The dispute came before the High Court last week and is scheduled to run for four weeks with the vendor, Lancelot William Thwaytes, maintaining that the auctioneers were negligent in their handling of the consignment but Sotheby's rejecting that claim outright.
The picture in question was sold at Sotheby's Olympia in December 2006 where it was catalogued as by a 'follower' of Caravaggio and estimated at £20,000-30,000. It was knocked down at £42,000 to the late collector and art historian Sir Denis Mahon, who then identified the picture as an original Caravaggio and valued it at £10m.
Sir Denis died aged 100 in 2011.
The claim filed by Mr Thwaytes alleges that Sotheby's did not carry out enough research into the picture, saying that the auctioneers should have consulted independent experts and subjected the painting to greater scientific analysis than was actually undertaken. It also states that they failed to advise Mr Thwaytes properly in relation to the painting.
Sotheby's, however, have robustly denied each allegation and maintain the view that the work was catalogued correctly and that it is an anonymous copy of Caravaggio's The Card Sharps (the original being in the Kimbell Museum in Texas).
In a statement, Sotheby's said: "The painting is not by Caravaggio and is clearly inferior in quality to the universally acknowledged original in the Kimbell Museum." They added: "Our experts were entirely competent to make this assessment," adding that they were "entitled to rely solely on its own expert staff to research and catalogue the painting".

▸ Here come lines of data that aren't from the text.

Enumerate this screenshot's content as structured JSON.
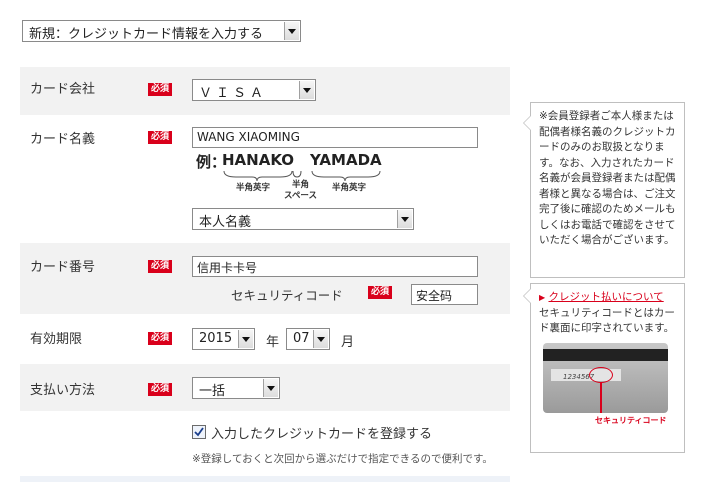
{
  "form_title_select": {
    "value": "新規：クレジットカード情報を入力する"
  },
  "required_badge": "必須",
  "rows": {
    "card_company": {
      "label": "カード会社",
      "value": "ＶＩＳＡ"
    },
    "card_holder": {
      "label": "カード名義",
      "input_value": "WANG XIAOMING",
      "example_prefix": "例：",
      "example_first": "HANAKO",
      "example_last": "YAMADA",
      "hint_first": "半角英字",
      "hint_space_1": "半角",
      "hint_space_2": "スペース",
      "hint_last": "半角英字",
      "name_type_value": "本人名義"
    },
    "card_number": {
      "label": "カード番号",
      "input_value": "信用卡卡号",
      "security_label": "セキュリティコード",
      "security_value": "安全码"
    },
    "expiry": {
      "label": "有効期限",
      "year": "2015",
      "year_unit": "年",
      "month": "07",
      "month_unit": "月"
    },
    "payment": {
      "label": "支払い方法",
      "value": "一括"
    },
    "register": {
      "checked": true,
      "label": "入力したクレジットカードを登録する",
      "note": "※登録しておくと次回から選ぶだけで指定できるので便利です。"
    }
  },
  "side_notes": {
    "holder_note": "※会員登録者ご本人様または配偶者様名義のクレジットカードのみのお取扱となります。なお、入力されたカード名義が会員登録者または配偶者様と異なる場合は、ご注文完了後に確認のためメールもしくはお電話で確認をさせていただく場合がございます。",
    "security_link": "クレジット払いについて",
    "security_text": "セキュリティコードとはカード裏面に印字されています。",
    "card_image_number": "1234567",
    "card_image_caption": "セキュリティコード"
  },
  "colors": {
    "required_red": "#d9001b",
    "band_gray": "#f2f2f2",
    "link_red": "#d9001b"
  }
}
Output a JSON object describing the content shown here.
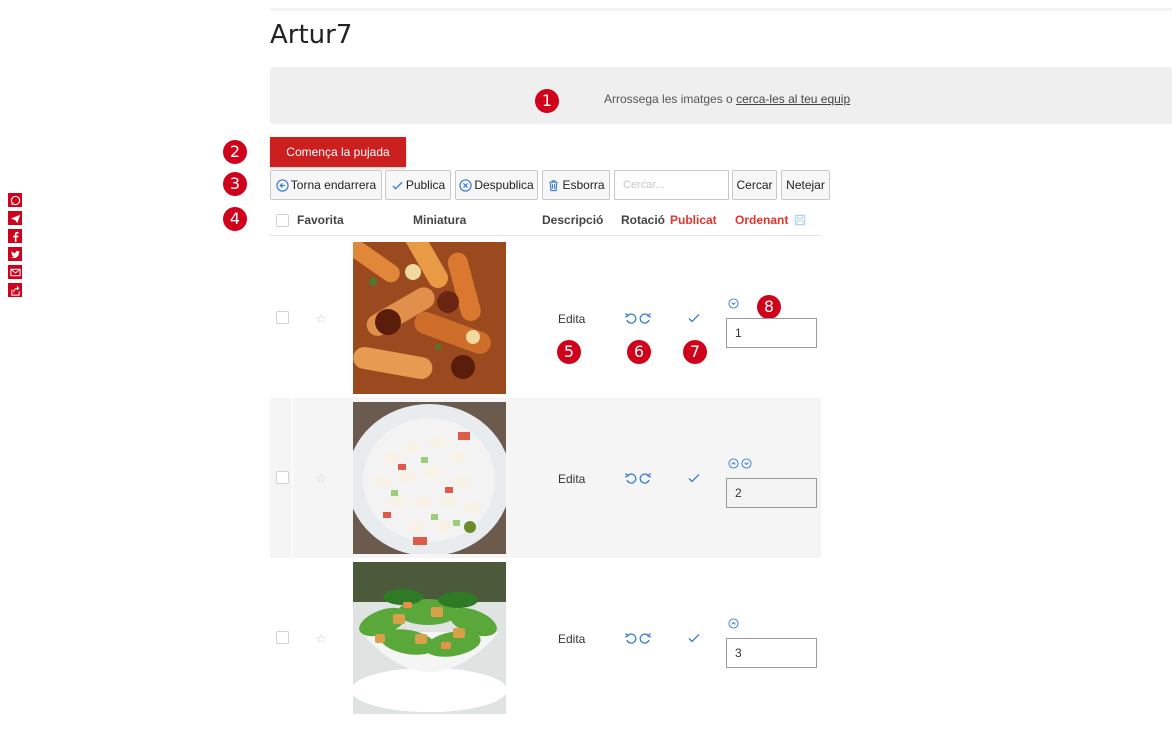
{
  "page": {
    "title": "Artur7"
  },
  "dropzone": {
    "text": "Arrossega les imatges o ",
    "link": "cerca-les al teu equip"
  },
  "upload": {
    "label": "Comença la pujada"
  },
  "toolbar": {
    "back": "Torna endarrera",
    "publish": "Publica",
    "unpublish": "Despublica",
    "delete": "Esborra",
    "search_placeholder": "Cercar...",
    "search": "Cercar",
    "clear": "Netejar"
  },
  "table": {
    "headers": {
      "favorite": "Favorita",
      "thumbnail": "Miniatura",
      "description": "Descripció",
      "rotation": "Rotació",
      "published": "Publicat",
      "ordering": "Ordenant"
    },
    "rows": [
      {
        "edit": "Edita",
        "order": "1",
        "image": "pasta-dish",
        "arrows": [
          "arrow-down"
        ]
      },
      {
        "edit": "Edita",
        "order": "2",
        "image": "bean-salad",
        "arrows": [
          "arrow-up",
          "arrow-down"
        ]
      },
      {
        "edit": "Edita",
        "order": "3",
        "image": "caesar-salad",
        "arrows": [
          "arrow-up"
        ]
      }
    ]
  },
  "badges": [
    "1",
    "2",
    "3",
    "4",
    "5",
    "6",
    "7",
    "8"
  ],
  "colors": {
    "accent": "#cc1f1f",
    "badge": "#d0021b",
    "link_blue": "#3a7bd5",
    "header_red": "#e0342f"
  },
  "social": [
    "whatsapp-icon",
    "telegram-icon",
    "facebook-icon",
    "twitter-icon",
    "email-icon",
    "share-icon"
  ]
}
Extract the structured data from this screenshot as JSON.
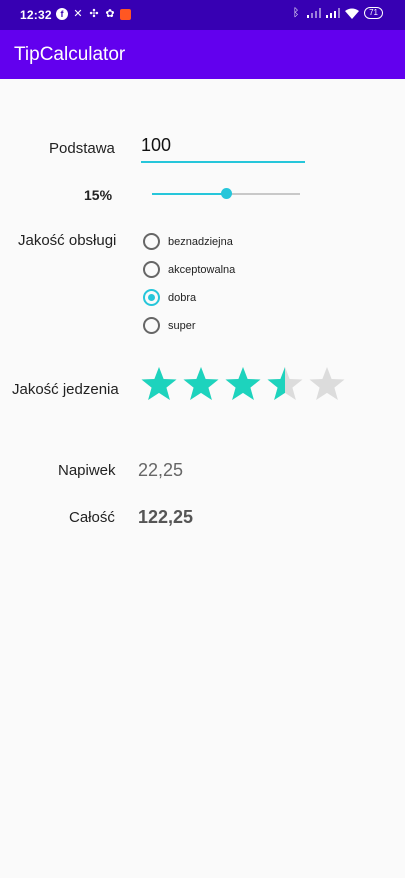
{
  "status_bar": {
    "time": "12:32",
    "battery": "71"
  },
  "app_bar": {
    "title": "TipCalculator"
  },
  "form": {
    "base_label": "Podstawa",
    "base_value": "100",
    "tip_percent_label": "15%",
    "tip_slider_fraction": 0.5,
    "service_label": "Jakość obsługi",
    "service_options": [
      "beznadziejna",
      "akceptowalna",
      "dobra",
      "super"
    ],
    "service_selected": "dobra",
    "food_label": "Jakość jedzenia",
    "food_rating": 3.5,
    "food_rating_max": 5
  },
  "results": {
    "tip_label": "Napiwek",
    "tip_value": "22,25",
    "total_label": "Całość",
    "total_value": "122,25"
  },
  "colors": {
    "status_bar": "#3700b3",
    "app_bar": "#6200ee",
    "accent": "#26c6da",
    "star_filled": "#1dd3bd",
    "star_empty": "#dcdcdc"
  },
  "icons": {
    "status_left": [
      "facebook-icon",
      "x-icon",
      "pinwheel-icon",
      "flower-icon",
      "notification-square-icon"
    ],
    "status_right": [
      "bluetooth-icon",
      "signal-icon",
      "signal-icon",
      "wifi-icon",
      "battery-icon"
    ]
  }
}
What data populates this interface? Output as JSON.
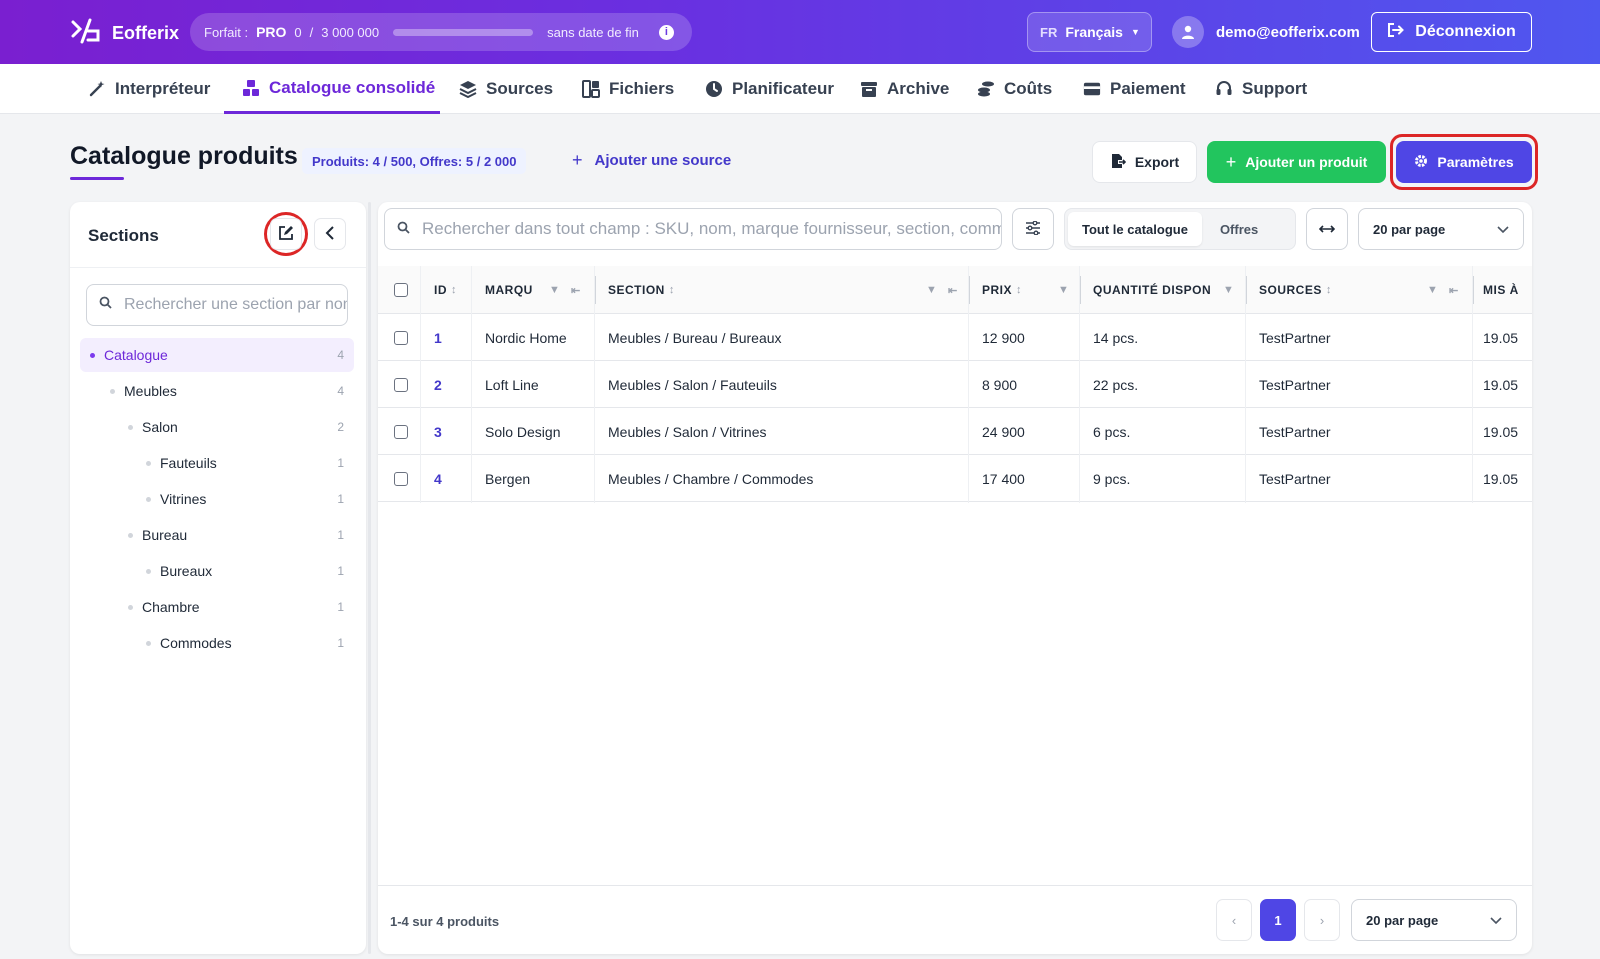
{
  "topbar": {
    "brand": "Eofferix",
    "plan_label": "Forfait :",
    "plan_name": "PRO",
    "usage_current": "0",
    "usage_separator": "/",
    "usage_total": "3 000 000",
    "usage_fraction": 0,
    "plan_period": "sans date de fin",
    "language_code": "FR",
    "language_name": "Français",
    "user_email": "demo@eofferix.com",
    "logout_label": "Déconnexion"
  },
  "nav": {
    "items": [
      {
        "label": "Interpréteur",
        "icon": "wand-icon"
      },
      {
        "label": "Catalogue consolidé",
        "icon": "boxes-icon",
        "active": true
      },
      {
        "label": "Sources",
        "icon": "layers-icon"
      },
      {
        "label": "Fichiers",
        "icon": "grid-icon"
      },
      {
        "label": "Planificateur",
        "icon": "clock-icon"
      },
      {
        "label": "Archive",
        "icon": "archive-icon"
      },
      {
        "label": "Coûts",
        "icon": "coins-icon"
      },
      {
        "label": "Paiement",
        "icon": "card-icon"
      },
      {
        "label": "Support",
        "icon": "headset-icon"
      }
    ]
  },
  "page": {
    "title": "Catalogue produits",
    "counts": "Produits: 4 / 500, Offres: 5 / 2 000",
    "add_source": "Ajouter une source",
    "export_label": "Export",
    "add_product_label": "Ajouter un produit",
    "params_label": "Paramètres"
  },
  "sections": {
    "title": "Sections",
    "search_placeholder": "Rechercher une section par nom",
    "tree": [
      {
        "label": "Catalogue",
        "count": "4",
        "level": 0,
        "selected": true
      },
      {
        "label": "Meubles",
        "count": "4",
        "level": 1
      },
      {
        "label": "Salon",
        "count": "2",
        "level": 2
      },
      {
        "label": "Fauteuils",
        "count": "1",
        "level": 3
      },
      {
        "label": "Vitrines",
        "count": "1",
        "level": 3
      },
      {
        "label": "Bureau",
        "count": "1",
        "level": 2
      },
      {
        "label": "Bureaux",
        "count": "1",
        "level": 3
      },
      {
        "label": "Chambre",
        "count": "1",
        "level": 2
      },
      {
        "label": "Commodes",
        "count": "1",
        "level": 3
      }
    ]
  },
  "toolbar": {
    "search_placeholder": "Rechercher dans tout champ : SKU, nom, marque fournisseur, section, commentaire",
    "view_all": "Tout le catalogue",
    "view_offers": "Offres",
    "per_page": "20 par page"
  },
  "table": {
    "headers": {
      "id": "ID",
      "brand": "MARQU",
      "section": "SECTION",
      "price": "PRIX",
      "qty": "QUANTITÉ DISPON",
      "sources": "SOURCES",
      "updated": "MIS À"
    },
    "rows": [
      {
        "id": "1",
        "brand": "Nordic Home",
        "section": "Meubles / Bureau / Bureaux",
        "price": "12 900",
        "qty": "14 pcs.",
        "sources": "TestPartner",
        "updated": "19.05"
      },
      {
        "id": "2",
        "brand": "Loft Line",
        "section": "Meubles / Salon / Fauteuils",
        "price": "8 900",
        "qty": "22 pcs.",
        "sources": "TestPartner",
        "updated": "19.05"
      },
      {
        "id": "3",
        "brand": "Solo Design",
        "section": "Meubles / Salon / Vitrines",
        "price": "24 900",
        "qty": "6 pcs.",
        "sources": "TestPartner",
        "updated": "19.05"
      },
      {
        "id": "4",
        "brand": "Bergen",
        "section": "Meubles / Chambre / Commodes",
        "price": "17 400",
        "qty": "9 pcs.",
        "sources": "TestPartner",
        "updated": "19.05"
      }
    ]
  },
  "footer": {
    "summary": "1-4 sur 4 produits",
    "prev": "‹",
    "page": "1",
    "next": "›",
    "per_page": "20 par page"
  },
  "colors": {
    "accent": "#4f46e5",
    "active_nav": "#6d28d9",
    "success": "#22c55e",
    "highlight_ring": "#dc2626"
  }
}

They also point out that among their staff who catalogued the painting was Letizia Treves, who is now curator of Italian and Spanish Paintings 1600-1800 at the National Gallery, and who will be testifying in Sotheby's defence.
With regard to the scientific analysis, an x-ray of the painting was made before the sale at Mr Thwaytes' request, but Sotheby's have rejected the assertion that they should have carried out further infra-red or pigment analysis on the basis that this is not accepted practice for works which are unanimously deemed by specialists to be anonymous copies.
Even if Mr Thwaytes does succeed in demonstrating that the appropriate level of research and advice was not undertaken by the auctioneers, he would also have to prove a financial loss by convincing the judge that, on the balance of probability, Sir Denis's attribution is correct.
In weighing up the academic argument, the claim lists a number of experts in support of Sir Denis's attribution, including Antonio Paolucci, the director of the Vatican Museums, and Mina Gregori, the art historian and author of several books on Caravaggio. Coincidentally, the latter has recently identified another work in Italy as Caravaggio's original painting of Mary Magdalene in Ecstasy.
However, Sotheby's appear confident that the weight of scholarly opinion is behind them. Extracts from their defence documents made available to ATG state that "the authors of the two most recent monographs on Caravaggio's work (Professor Sebastian Schütze of the University of Vienna and Dr Professor Sybille Ebert-Schifferer, director of the Bibliotheca Hertziana, Max Planck Institute, Rome)... have rejected the painting as an anonymous copy".
That position is also supported by Caravaggio scholar Professor Richard Spear, who will be appearing as one of the expert witnesses at the High Court this week.
Overall, only around 50 paintings by Caravaggio were known at the time of the artist's death in 1610 and, such was his profound influence on Western art, large numbers of copies are known to exist. Works purporting to be originals have been known to emerge from time to time.
Sir Denis had made two earlier and accepted attributions in the 1970s: Martha and Mary Magdalene (now in the Detroit Institute of Arts) and The Crucifixion of Saint Andrew (Cleveland Museum of Art). He also authenticated the work Christ taken into Captivity, which emerged from an Irish college in 1992.
The case continues.